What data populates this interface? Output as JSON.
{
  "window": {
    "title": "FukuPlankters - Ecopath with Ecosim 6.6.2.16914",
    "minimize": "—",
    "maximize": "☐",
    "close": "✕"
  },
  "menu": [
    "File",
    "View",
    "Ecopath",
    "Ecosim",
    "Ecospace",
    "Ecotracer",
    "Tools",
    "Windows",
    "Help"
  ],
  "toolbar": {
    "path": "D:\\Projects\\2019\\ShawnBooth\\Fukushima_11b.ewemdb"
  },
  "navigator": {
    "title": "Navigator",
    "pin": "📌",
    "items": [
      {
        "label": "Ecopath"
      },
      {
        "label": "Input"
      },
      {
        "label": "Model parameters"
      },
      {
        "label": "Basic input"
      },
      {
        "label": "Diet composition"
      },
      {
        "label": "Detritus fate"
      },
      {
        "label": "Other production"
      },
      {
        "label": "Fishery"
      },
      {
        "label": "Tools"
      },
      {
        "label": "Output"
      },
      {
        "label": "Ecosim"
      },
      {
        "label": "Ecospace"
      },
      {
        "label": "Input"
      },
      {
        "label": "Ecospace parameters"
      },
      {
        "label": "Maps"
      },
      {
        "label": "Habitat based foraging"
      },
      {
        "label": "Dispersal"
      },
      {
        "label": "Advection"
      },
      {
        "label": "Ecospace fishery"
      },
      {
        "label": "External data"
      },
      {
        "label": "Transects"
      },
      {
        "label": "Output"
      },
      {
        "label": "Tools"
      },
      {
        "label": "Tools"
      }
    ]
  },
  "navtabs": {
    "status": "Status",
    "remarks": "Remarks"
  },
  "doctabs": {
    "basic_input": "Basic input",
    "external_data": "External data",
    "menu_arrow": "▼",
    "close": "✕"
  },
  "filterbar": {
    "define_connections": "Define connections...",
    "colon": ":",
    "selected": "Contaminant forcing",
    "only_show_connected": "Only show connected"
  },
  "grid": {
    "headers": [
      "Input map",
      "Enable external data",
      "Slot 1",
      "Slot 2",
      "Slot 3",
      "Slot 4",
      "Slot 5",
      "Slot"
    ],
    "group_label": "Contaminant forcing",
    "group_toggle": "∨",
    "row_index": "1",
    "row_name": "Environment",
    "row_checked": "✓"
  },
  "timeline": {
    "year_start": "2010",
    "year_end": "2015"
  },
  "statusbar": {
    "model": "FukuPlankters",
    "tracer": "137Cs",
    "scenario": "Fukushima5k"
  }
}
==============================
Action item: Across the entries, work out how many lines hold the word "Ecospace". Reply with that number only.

Written answer: 4